Emergency evacuation of air or fluid from the pericardial space in the treatment of cardiac tamponade (inability of the heart to expand with decreased stroke volume and cardiac output) and hemodynamic instability caused by pericardial effusion (accumulation of excess fluid in the pericardial space) or pneumopericardium (accumulation of air in pericardial space). Early recognition and intervention are paramount and can be lifesaving because mortality can be high (up to 67%).
Cardiac tamponade secondary to a pericardial effusion. A rare but life-threatening complication of central venous catheters, including PICC and UVC. Incidence is 1% to 3%. Etiology is unclear, but proposed causes include a direct puncture of a vessel or myocardium (areas of weakness and incomplete muscularization may occur in neonates) by the catheter tip during insertion or delayed perforation secondary to erosion of the cardiac or vascular wall. Keep a high index of clinical suspicion in a neonate who has a central line and suddenly has cardiovascular collapse that does not respond to resuscitation or has resistance to external cardiac compressions and has no air leak by thoracic transillumination. Possible signs include hypotension, tachycardia, decreased/diminished heart signs, poor perfusion, decreasing arterial saturation, decreased heart sounds, increased jugular venous pressure (very difficult to assess in an infant), pulseless electrical activity with a central line, and pulsus paradoxus (a drop in systolic blood pressure >10 mm Hg during inspiration seen on blood pressure waveform and on echocardiography). The Beck triad (hypotension, increased jugular venous pressure, and distant heart sounds) is described in cardiac tamponade. Pericardial effusion is more common with lines in the right atrium; the median time to occurrence is 3 days after catheter insertion (range, 0–37 days). A chest radiograph may not be diagnostic; an echocardiogram is, but may delay treatment. Note: Pericardial effusion and cardiac tamponade can occur with a central venous catheter in the correct position. It is felt that total parenteral nutrition (especially intralipid) permeates into the interstitium and into the pericardial sac.
Cardiac tamponade secondary to a pneumopericardium. Rare but very dangerous, and usually occurs with other air leak syndromes, severe lung pathology, a history of vigorous resuscitation, and/or a history of assisted ventilation. Early recognition (see signs above) and intervention are important. A chest radiograph can be diagnostic with lucency around the cardiac border. (See Figure 12–22)
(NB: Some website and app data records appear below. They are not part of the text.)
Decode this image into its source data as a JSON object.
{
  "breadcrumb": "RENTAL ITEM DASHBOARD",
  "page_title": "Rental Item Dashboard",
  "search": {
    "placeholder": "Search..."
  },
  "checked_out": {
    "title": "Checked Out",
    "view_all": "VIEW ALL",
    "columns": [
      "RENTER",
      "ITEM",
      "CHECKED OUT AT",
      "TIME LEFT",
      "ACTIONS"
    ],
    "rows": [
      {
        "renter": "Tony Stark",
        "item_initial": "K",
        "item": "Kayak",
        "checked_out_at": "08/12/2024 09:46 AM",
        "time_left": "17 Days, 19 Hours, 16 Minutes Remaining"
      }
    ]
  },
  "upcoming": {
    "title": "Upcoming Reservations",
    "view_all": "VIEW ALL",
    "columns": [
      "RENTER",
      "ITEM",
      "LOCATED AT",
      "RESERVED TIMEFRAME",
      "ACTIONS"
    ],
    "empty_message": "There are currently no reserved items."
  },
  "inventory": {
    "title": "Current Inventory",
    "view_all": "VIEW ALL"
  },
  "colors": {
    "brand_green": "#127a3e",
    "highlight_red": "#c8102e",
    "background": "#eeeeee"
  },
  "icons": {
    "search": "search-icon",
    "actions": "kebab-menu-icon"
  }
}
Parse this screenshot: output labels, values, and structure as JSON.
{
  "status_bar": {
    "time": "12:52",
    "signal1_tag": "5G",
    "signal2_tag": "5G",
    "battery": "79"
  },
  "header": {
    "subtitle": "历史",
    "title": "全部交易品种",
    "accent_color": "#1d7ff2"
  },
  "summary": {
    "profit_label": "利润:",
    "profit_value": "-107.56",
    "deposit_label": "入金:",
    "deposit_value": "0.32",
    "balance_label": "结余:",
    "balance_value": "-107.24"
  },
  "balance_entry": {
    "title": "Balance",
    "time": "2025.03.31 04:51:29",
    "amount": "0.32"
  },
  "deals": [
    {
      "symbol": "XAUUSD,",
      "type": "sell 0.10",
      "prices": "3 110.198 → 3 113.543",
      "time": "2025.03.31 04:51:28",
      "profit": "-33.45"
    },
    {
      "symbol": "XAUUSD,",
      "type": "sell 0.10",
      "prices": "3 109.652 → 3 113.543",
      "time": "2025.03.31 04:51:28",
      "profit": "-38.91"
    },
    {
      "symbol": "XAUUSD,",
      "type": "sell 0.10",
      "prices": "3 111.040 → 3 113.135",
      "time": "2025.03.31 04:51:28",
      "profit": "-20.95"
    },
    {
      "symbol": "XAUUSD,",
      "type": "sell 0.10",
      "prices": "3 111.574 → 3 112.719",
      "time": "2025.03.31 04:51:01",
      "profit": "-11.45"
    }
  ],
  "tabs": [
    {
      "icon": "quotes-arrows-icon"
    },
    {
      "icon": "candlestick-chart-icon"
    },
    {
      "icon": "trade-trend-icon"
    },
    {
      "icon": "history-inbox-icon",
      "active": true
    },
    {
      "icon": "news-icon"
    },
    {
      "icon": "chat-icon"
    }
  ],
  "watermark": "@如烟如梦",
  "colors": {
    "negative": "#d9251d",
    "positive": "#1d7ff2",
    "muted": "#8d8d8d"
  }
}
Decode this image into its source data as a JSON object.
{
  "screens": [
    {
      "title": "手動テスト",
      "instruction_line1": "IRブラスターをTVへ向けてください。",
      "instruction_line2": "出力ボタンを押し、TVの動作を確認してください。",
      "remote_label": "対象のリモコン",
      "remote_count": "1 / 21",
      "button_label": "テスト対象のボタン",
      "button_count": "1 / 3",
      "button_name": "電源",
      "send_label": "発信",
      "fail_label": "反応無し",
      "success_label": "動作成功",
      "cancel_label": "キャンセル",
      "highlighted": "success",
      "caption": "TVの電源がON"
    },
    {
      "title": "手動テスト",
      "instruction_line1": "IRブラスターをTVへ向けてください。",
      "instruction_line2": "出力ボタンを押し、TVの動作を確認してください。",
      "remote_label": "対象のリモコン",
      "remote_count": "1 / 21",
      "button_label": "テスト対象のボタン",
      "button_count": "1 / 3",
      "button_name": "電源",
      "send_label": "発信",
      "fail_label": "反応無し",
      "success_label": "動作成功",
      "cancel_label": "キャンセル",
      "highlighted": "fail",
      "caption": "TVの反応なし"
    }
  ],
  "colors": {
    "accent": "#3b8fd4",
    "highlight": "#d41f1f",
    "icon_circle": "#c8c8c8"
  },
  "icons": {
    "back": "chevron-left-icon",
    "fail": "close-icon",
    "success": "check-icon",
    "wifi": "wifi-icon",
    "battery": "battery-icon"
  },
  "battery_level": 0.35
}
To obtain pericardial fluid for diagnostic studies in cases of pericardial effusion. Pericardial effusion is rare in neonates and most commonly occurs in a hydropic or septic infant. Other causes include thyroid dysfunction, cardiac and pericardial tumors (intrapericardial mixed germ cell tumor and intrapericardial teratoma have been reported in infants), congenital anomalies (diaphragmatic hernia/eventration, ruptured ventricular diverticulum), postoperative, and idiopathic.
Antiseptic solution (eg, povidone-iodine solution, chlorhexidine); sterile gloves; gown; sterile drapes; a safety-engineered, 22- or 24-gauge, 1-inch catheter-over-needle assembly; 21- or 23-gauge butterfly needles; extension tubing (if catheter to be left indwelling); 10-mL syringe; 3-way stopcock; lidocaine; underwater seal ...